You want to drive with at least two seconds of distance between the car ahead and yourself. Not only does this give you extra space for other people’s mistakes, but it also gives you extra space and time to correct your own mishaps.
Keep an Eye Out for Vulnerable Parties
Bikers, pedestrians, motorcyclists, and animals all have access to public roads. And while you may think that you don’t have to worry about pedestrians on the freeway, you should still be vigilant since it’s not impossible. Maybe their car broke down, or they’re trying to earn a Darwin Award by playing real-life Frogger. In the end, keep your eyes peeled so you won’t accidentally hurt anyone.
Use Your Turn Signal
It’s a magical lever that lets everyone around you know what you’re about to do so they can respond accordingly. It’s great! Do note that it’s only helpful when activated before you start moving. If you turn it on when you’re already halfway into another lane, you’re doing it wrong.
When You’re in a Hurry
Sometimes, you’re running late, and you needed to be at your destination yesterday. In this situation, you could speed, but are the potential consequences worth it? You may be able to get there without any issues, but what if something does happen? On one hand, you could get a ticket and have to pay a potentially hefty sum and watch your insurance rate rise. In the worst case, you could cause a potentially lethal and life-altering accident. In my opinion, it’s not worth the risk. And as an added bonus, you can save on gas and keep your sanity intact! Just flip on your cruise control and enjoy the ride.
After You Drive
Congratulations! You successfully made it to your destination in one piece. Now there’s just one more thing you need to be aware of.
Practice the Dutch Reach

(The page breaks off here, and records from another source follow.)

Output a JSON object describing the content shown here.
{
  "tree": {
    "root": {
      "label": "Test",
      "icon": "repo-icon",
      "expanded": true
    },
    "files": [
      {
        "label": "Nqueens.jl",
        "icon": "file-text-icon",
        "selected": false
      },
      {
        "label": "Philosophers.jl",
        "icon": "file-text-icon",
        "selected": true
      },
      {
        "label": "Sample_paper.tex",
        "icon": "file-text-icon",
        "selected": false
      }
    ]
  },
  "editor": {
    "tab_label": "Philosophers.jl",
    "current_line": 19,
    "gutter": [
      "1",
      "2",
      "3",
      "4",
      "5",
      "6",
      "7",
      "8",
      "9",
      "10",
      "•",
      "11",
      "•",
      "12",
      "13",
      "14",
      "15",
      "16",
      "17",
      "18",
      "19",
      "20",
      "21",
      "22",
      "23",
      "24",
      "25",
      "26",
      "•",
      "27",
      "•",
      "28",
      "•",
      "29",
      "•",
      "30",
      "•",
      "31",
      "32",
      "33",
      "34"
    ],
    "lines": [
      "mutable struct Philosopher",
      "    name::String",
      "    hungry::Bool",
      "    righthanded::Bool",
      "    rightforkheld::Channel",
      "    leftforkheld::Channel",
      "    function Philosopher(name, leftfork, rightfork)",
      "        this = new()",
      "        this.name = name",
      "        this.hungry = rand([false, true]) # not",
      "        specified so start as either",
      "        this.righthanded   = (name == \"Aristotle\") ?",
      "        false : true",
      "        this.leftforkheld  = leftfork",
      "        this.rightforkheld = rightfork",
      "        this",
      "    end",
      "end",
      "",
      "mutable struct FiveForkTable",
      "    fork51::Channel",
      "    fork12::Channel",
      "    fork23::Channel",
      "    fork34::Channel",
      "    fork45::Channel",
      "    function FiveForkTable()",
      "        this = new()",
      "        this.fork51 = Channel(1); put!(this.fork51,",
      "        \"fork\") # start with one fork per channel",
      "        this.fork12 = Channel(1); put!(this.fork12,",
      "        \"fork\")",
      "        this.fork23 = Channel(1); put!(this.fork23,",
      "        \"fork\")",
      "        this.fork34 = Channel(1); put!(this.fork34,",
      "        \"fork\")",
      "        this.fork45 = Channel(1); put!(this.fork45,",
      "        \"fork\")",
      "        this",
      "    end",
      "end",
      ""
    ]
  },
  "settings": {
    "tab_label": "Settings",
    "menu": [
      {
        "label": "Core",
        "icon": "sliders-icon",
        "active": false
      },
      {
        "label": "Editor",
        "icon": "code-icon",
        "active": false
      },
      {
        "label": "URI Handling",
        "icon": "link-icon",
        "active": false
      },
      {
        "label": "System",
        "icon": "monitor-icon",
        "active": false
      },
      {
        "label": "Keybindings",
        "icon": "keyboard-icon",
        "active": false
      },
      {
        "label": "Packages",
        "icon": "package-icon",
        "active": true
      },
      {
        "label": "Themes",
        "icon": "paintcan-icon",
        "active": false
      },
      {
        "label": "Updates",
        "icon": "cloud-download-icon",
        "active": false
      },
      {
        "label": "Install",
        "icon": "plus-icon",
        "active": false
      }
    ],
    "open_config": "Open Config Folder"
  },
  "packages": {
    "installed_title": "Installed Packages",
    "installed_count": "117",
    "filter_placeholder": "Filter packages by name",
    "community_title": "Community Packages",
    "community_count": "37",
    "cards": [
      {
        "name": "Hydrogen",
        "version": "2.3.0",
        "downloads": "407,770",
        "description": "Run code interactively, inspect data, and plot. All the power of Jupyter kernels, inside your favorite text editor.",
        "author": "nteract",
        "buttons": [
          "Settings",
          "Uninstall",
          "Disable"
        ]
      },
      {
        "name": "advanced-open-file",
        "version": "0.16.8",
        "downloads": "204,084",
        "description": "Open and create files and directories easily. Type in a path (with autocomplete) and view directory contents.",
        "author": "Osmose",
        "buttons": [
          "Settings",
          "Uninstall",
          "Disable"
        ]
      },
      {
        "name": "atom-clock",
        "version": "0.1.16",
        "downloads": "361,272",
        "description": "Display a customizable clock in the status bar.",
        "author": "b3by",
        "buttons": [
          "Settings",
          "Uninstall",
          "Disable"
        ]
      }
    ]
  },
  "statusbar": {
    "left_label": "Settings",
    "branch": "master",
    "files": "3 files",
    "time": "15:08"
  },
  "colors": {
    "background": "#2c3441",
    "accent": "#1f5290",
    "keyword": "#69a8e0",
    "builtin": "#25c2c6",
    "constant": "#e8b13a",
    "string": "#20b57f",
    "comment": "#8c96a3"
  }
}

This is a technique used to keep both you and other people, especially bikers, safe. Whenever you open a car door to get out, use the hand furthest from the handle. By using the far hand, your body swivels and gives you a wider field of view so you can see if any cars, pedestrians, or cyclists are coming toward you. Not only does this keep other people safe, but it protects you from potentially being held liable for any accidents that your door could cause.
What to do if You Get in an Accident
Nobody wants to get into an accident, but every time you get into your car, it’s a possibility.
Remain at the Scene and Find a Safe Location
After the initial collision, you need to make sure you are safe before you do anything else. Can your car still drive? If so, pull it to the side of the road and out of traffic. If not, exit the vehicle when it’s safe and move off the road.
Make Sure Everyone is Okay
Depending on the severity of the accident, there could be no injuries, bumps and bruises, or life-threatening wounds. Once you’ve ensured that you aren’t in any danger, check on the other people involved in the accident and help as necessary.
When to Call 911
Even if nobody needs an ambulance, there are several reasons you may want to call the police following an accident. For one, certain states require it if the damages exceed a thousand dollars. Having an officer present can also help expedite the exchange of information and take both parties’ sides of the story so there’s written evidence later on if someone changes their opinion. While the police may refuse to dispatch an officer for minor accidents, you can still ask the dispatcher for advice on how to proceed if you’re unsure of what to do next.
Whether you feel stressed or confident whenever you get behind the wheel, it never hurts to be cautious, prepared, and learn more about how you can improve your skills. And on the preparedness front, if you ever do get in an accident, you’ll be grateful you have your car first aid kit on hand! And if you’re lucky enough to never play high-stakes bumper cars, at least you’ll have it around for any other injury you come across!